==== SOURCE RECORDS

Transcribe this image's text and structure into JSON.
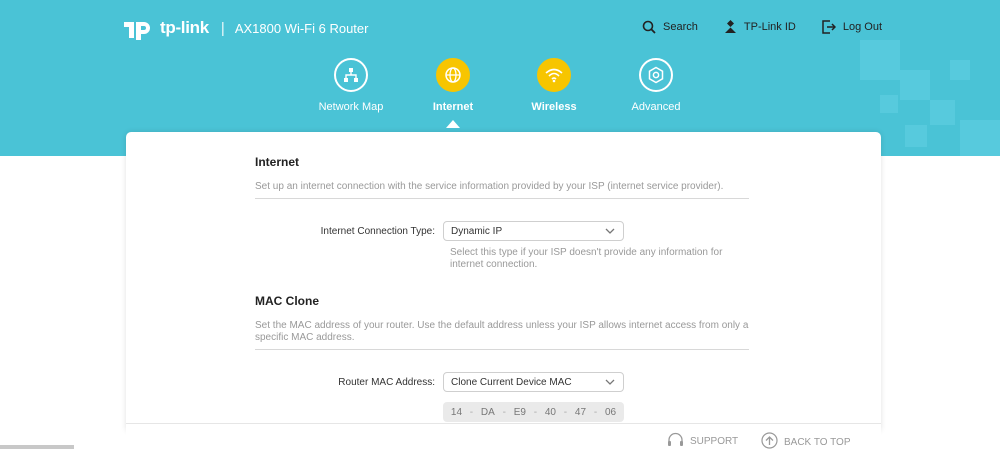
{
  "header": {
    "brand": "tp-link",
    "separator": "|",
    "model": "AX1800 Wi-Fi 6 Router",
    "links": [
      {
        "label": "Search",
        "icon": "search-icon"
      },
      {
        "label": "TP-Link ID",
        "icon": "tplink-id-icon"
      },
      {
        "label": "Log Out",
        "icon": "logout-icon"
      }
    ],
    "nav": [
      {
        "label": "Network Map",
        "icon": "network-map-icon",
        "active": false
      },
      {
        "label": "Internet",
        "icon": "globe-icon",
        "active": true
      },
      {
        "label": "Wireless",
        "icon": "wifi-icon",
        "active": false
      },
      {
        "label": "Advanced",
        "icon": "gear-icon",
        "active": false
      }
    ]
  },
  "internet": {
    "title": "Internet",
    "description": "Set up an internet connection with the service information provided by your ISP (internet service provider).",
    "connection_type_label": "Internet Connection Type:",
    "connection_type_value": "Dynamic IP",
    "connection_type_hint": "Select this type if your ISP doesn't provide any information for internet connection."
  },
  "mac_clone": {
    "title": "MAC Clone",
    "description": "Set the MAC address of your router. Use the default address unless your ISP allows internet access from only a specific MAC address.",
    "router_mac_label": "Router MAC Address:",
    "router_mac_value": "Clone Current Device MAC",
    "mac_octets": [
      "14",
      "DA",
      "E9",
      "40",
      "47",
      "06"
    ],
    "mac_separator": "-"
  },
  "footer": {
    "support_label": "SUPPORT",
    "back_to_top_label": "BACK TO TOP"
  },
  "colors": {
    "header_bg": "#4ac3d6",
    "accent": "#f7c500"
  }
}
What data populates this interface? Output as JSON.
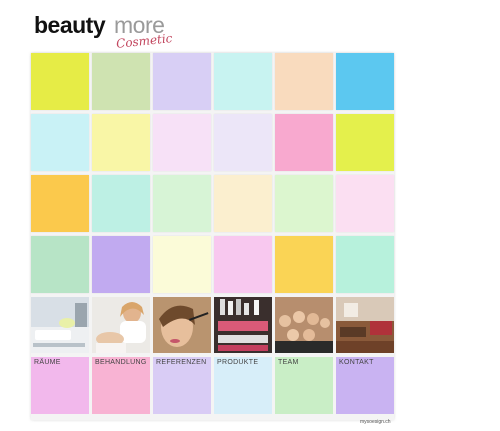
{
  "logo": {
    "word_bold": "beauty",
    "word_light": "more",
    "script": "Cosmetic"
  },
  "tile_colors": [
    [
      "#e6ec46",
      "#cfe3b1",
      "#d8cff5",
      "#c8f3f1",
      "#f9dbbe",
      "#5cc8f0"
    ],
    [
      "#c9f2f6",
      "#f9f6a6",
      "#f7e1f7",
      "#ece6f8",
      "#f8a9cf",
      "#e4f04c"
    ],
    [
      "#fbc94c",
      "#bdf0e4",
      "#d7f4d6",
      "#fbefcf",
      "#dcf6cf",
      "#fbdff2"
    ],
    [
      "#b7e4c6",
      "#c1aaf0",
      "#fbfbd8",
      "#f8c8ef",
      "#fad455",
      "#b7f1dc"
    ]
  ],
  "photos": [
    {
      "icon": "room-photo"
    },
    {
      "icon": "treatment-photo"
    },
    {
      "icon": "makeup-photo"
    },
    {
      "icon": "products-photo"
    },
    {
      "icon": "team-photo"
    },
    {
      "icon": "contact-room-photo"
    }
  ],
  "nav": [
    {
      "label": "RÄUME",
      "color": "#f2b8ec"
    },
    {
      "label": "BEHANDLUNG",
      "color": "#f8b3d3"
    },
    {
      "label": "REFERENZEN",
      "color": "#d9ccf5"
    },
    {
      "label": "PRODUKTE",
      "color": "#d7eef9"
    },
    {
      "label": "TEAM",
      "color": "#c9eec6"
    },
    {
      "label": "KONTAKT",
      "color": "#c9b3f2"
    }
  ],
  "footer": {
    "credit": "mysoesign.ch"
  }
}
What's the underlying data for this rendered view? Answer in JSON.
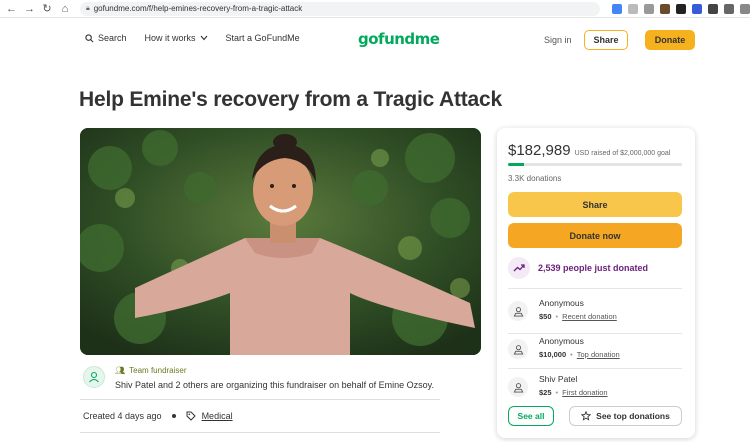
{
  "browser": {
    "url": "gofundme.com/f/help-emines-recovery-from-a-tragic-attack"
  },
  "header": {
    "search_label": "Search",
    "how_it_works_label": "How it works",
    "start_label": "Start a GoFundMe",
    "logo_text": "gofundme",
    "signin_label": "Sign in",
    "share_label": "Share",
    "donate_label": "Donate"
  },
  "campaign": {
    "title": "Help Emine's recovery from a Tragic Attack",
    "team_label": "Team fundraiser",
    "organizer_text": "Shiv Patel and 2 others are organizing this fundraiser on behalf of Emine Ozsoy.",
    "created": "Created 4 days ago",
    "category": "Medical"
  },
  "sidebar": {
    "raised_amount": "$182,989",
    "raised_goal_text": "USD raised of $2,000,000 goal",
    "progress_fraction": 0.0915,
    "donations_count": "3.3K donations",
    "share_label": "Share",
    "donate_label": "Donate now",
    "trending_text": "2,539 people just donated",
    "donors": [
      {
        "name": "Anonymous",
        "amount": "$50",
        "tag": "Recent donation"
      },
      {
        "name": "Anonymous",
        "amount": "$10,000",
        "tag": "Top donation"
      },
      {
        "name": "Shiv Patel",
        "amount": "$25",
        "tag": "First donation"
      }
    ],
    "see_all_label": "See all",
    "see_top_label": "See top donations"
  },
  "colors": {
    "brand_green": "#02a95c",
    "accent_yellow": "#f5b21e",
    "donate_orange": "#f5a623",
    "trend_purple": "#6a1f7a"
  }
}
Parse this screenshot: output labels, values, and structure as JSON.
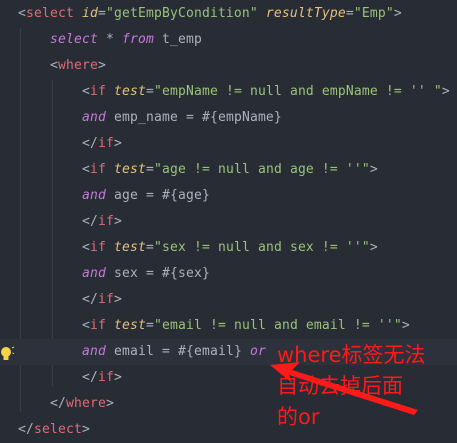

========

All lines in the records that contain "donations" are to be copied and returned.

    "donations_count": "3.3K donations",
    "see_top_label": "See top donations"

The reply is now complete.